▶ **Problem statement**: The material below must be restated exactly, line by line.

▶ **Given records**:
------------------------------------------------------------

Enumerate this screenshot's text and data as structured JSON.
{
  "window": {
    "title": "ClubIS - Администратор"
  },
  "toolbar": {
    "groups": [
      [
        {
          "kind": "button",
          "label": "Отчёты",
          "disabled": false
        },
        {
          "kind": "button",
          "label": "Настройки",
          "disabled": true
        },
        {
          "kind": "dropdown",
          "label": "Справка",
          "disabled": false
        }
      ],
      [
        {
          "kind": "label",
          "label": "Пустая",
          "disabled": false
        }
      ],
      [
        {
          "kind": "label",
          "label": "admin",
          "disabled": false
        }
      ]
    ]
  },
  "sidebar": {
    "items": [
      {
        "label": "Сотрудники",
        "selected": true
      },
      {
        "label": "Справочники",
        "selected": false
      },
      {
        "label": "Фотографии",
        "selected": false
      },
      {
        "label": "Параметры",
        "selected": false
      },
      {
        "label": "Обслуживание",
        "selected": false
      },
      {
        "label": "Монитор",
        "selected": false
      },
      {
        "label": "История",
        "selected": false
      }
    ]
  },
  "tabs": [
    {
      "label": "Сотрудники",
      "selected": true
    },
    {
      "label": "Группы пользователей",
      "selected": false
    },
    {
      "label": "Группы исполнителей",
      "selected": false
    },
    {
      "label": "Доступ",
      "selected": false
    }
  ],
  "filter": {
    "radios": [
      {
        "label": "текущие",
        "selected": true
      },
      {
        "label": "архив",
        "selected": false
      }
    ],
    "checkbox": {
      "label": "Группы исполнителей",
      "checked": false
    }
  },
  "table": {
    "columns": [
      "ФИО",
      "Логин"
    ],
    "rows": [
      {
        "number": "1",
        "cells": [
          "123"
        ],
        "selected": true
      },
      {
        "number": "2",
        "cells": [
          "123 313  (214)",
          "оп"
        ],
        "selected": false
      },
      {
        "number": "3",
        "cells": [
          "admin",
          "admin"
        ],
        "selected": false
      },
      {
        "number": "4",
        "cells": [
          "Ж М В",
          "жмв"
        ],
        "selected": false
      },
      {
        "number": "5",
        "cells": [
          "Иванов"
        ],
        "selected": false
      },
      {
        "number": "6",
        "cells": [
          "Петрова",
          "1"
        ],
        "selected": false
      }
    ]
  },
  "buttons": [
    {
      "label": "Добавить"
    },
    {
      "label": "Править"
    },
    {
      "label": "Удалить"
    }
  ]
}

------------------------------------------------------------

▶ **Result for this task**:
Enumerate this screenshot's text and data as structured JSON.
{
  "window": {
    "title": "ClubIS - Администратор"
  },
  "toolbar": {
    "groups": [
      [
        {
          "kind": "button",
          "label": "Отчёты",
          "disabled": false
        },
        {
          "kind": "button",
          "label": "Настройки",
          "disabled": true
        },
        {
          "kind": "dropdown",
          "label": "Справка",
          "disabled": false
        }
      ],
      [
        {
          "kind": "label",
          "label": "Пустая",
          "disabled": false
        }
      ],
      [
        {
          "kind": "label",
          "label": "admin",
          "disabled": false
        }
      ]
    ]
  },
  "sidebar": {
    "items": [
      {
        "label": "Сотрудники",
        "selected": true
      },
      {
        "label": "Справочники",
        "selected": false
      },
      {
        "label": "Фотографии",
        "selected": false
      },
      {
        "label": "Параметры",
        "selected": false
      },
      {
        "label": "Обслуживание",
        "selected": false
      },
      {
        "label": "Монитор",
        "selected": false
      },
      {
        "label": "История",
        "selected": false
      }
    ]
  },
  "tabs": [
    {
      "label": "Сотрудники",
      "selected": true
    },
    {
      "label": "Группы пользователей",
      "selected": false
    },
    {
      "label": "Группы исполнителей",
      "selected": false
    },
    {
      "label": "Доступ",
      "selected": false
    }
  ],
  "filter": {
    "radios": [
      {
        "label": "текущие",
        "selected": true
      },
      {
        "label": "архив",
        "selected": false
      }
    ],
    "checkbox": {
      "label": "Группы исполнителей",
      "checked": false
    }
  },
  "table": {
    "columns": [
      "ФИО",
      "Логин"
    ],
    "rows": [
      {
        "number": "1",
        "cells": [
          "123"
        ],
        "selected": true
      },
      {
        "number": "2",
        "cells": [
          "123 313  (214)",
          "оп"
        ],
        "selected": false
      },
      {
        "number": "3",
        "cells": [
          "admin",
          "admin"
        ],
        "selected": false
      },
      {
        "number": "4",
        "cells": [
          "Ж М В",
          "жмв"
        ],
        "selected": false
      },
      {
        "number": "5",
        "cells": [
          "Иванов"
        ],
        "selected": false
      },
      {
        "number": "6",
        "cells": [
          "Петрова",
          "1"
        ],
        "selected": false
      }
    ]
  },
  "buttons": [
    {
      "label": "Добавить"
    },
    {
      "label": "Править"
    },
    {
      "label": "Удалить"
    }
  ]
}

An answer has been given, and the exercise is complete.